As the political fallout from his announcement became clear Kay tried to soften the impact of his words. None of the CIA analysts to whom he spoke ever suggested that attempts had been made by the administration to skew the intelligence upon which it based its justification for war, he said, persistent accounts of Vice-President Cheney’s visits to Langley notwithstanding. That the administration got it wrong was a result of an intelligence failure and the when the administration acted on the faulty intelligence it received it acted responsibly if mistakenly. He called for an independent investigation to determine how that could occur.
Last fall, when the Administration tried to explain how the Nigerien Yellow-Cake reference crept into last year’s State of the Union address when it was revealed that the allegation was based on a clumsy forgery, the CIA’s George Tenet was chosen to fall on his sword even though it was a CIA warning that had kept the reference out of an earlier speech. Six months later it is the CIA’s George Tenet who is being fitted out again for the role as the administration’s scapegoat. The administration line is that President Bush relied on the same intelligence estimates that had been presented to his predecessor produced by George Tenet, a holdover Clinton appointee.
There is a significant problem with that justification. Speaking in Cairo on February 24th 2001, after the Defense Department had been ordered to prepare the invasion of Iraq, Secretary of State Powell said of Saddam Hussein, “He has not developed any significant capability with respect to weapons of mass destruction.
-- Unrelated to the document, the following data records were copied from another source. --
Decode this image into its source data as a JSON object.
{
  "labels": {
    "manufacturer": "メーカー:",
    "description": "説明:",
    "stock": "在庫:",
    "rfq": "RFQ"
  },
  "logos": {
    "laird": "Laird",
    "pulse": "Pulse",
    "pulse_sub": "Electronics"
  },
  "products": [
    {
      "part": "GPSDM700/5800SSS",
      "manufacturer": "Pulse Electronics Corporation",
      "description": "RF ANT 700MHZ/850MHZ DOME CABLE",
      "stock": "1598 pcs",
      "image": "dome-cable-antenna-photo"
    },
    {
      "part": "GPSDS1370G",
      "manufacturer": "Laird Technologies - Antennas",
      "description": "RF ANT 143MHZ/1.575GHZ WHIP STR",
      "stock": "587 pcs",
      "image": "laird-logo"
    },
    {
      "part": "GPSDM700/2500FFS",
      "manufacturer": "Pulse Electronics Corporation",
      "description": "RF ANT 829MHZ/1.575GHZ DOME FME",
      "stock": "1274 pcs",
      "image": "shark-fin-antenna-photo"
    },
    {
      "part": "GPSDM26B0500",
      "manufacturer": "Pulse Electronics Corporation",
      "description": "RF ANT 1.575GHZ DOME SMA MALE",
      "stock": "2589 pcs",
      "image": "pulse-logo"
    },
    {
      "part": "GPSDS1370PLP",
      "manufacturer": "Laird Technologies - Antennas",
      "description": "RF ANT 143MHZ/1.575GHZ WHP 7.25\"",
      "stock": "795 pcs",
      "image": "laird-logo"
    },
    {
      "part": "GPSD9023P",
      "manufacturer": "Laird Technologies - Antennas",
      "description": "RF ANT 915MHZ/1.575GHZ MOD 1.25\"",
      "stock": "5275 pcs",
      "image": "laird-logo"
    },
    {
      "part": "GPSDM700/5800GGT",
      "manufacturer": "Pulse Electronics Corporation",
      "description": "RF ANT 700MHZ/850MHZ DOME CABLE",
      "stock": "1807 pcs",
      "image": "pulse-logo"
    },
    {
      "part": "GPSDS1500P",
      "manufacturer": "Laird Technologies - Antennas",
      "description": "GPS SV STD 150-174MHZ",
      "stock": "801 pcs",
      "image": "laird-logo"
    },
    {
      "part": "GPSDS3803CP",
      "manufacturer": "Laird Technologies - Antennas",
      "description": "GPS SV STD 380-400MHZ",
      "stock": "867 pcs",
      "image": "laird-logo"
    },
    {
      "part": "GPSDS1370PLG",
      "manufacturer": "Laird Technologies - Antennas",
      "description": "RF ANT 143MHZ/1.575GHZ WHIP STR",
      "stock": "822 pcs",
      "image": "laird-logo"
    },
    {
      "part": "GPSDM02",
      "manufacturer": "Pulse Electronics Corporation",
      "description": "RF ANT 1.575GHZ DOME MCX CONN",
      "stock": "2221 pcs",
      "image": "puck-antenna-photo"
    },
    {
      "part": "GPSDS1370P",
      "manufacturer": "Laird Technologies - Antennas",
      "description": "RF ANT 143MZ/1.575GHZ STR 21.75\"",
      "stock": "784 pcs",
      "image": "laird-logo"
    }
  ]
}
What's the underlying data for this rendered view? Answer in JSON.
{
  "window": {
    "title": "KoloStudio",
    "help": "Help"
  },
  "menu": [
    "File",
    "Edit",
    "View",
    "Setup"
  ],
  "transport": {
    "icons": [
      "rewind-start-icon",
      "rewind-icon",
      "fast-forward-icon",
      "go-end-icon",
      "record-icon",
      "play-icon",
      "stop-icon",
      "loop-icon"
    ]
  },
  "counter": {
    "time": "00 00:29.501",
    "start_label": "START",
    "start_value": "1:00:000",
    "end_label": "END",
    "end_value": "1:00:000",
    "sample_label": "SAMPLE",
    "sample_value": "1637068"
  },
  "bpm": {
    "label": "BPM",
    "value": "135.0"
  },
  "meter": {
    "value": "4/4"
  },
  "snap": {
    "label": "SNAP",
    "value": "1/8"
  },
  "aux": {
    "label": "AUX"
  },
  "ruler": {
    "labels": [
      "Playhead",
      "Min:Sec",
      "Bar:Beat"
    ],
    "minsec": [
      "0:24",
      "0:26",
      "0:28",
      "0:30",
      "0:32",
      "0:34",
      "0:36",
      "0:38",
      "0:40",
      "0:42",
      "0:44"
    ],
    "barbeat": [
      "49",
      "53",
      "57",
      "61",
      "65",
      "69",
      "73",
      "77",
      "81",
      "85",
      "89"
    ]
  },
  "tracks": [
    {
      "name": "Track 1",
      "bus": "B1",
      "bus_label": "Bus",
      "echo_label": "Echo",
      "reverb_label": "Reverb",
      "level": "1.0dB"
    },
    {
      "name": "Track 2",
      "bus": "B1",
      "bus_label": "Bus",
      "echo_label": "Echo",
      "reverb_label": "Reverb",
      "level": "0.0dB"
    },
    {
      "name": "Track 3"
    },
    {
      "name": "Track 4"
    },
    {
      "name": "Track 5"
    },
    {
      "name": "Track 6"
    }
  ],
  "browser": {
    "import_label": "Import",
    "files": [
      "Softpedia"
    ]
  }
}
He is unable to project conventional power against his neighbors.” Secretary Powell’s clear and unequivocal statement was clearly based on the intelligence estimates flowing from the intelligence community just a month after George Bush became President. Dr. Kay’s report to the nation shows that in February 2001 Secretary Powell got it exactly right. How then, a year later did he get it, in Dr. Kay’s words, so awfully wrong?
If George Tenet is playing the role of scapegoat, Colin Powell was chosen by the administration to play the Judas Goat, sent to the Security Council to lead the international community to the entrance of the slaughter-house of war. This time all the sheep did not fall in line. Only America’s client states followed the Judas Goat – who had it so awfully wrong.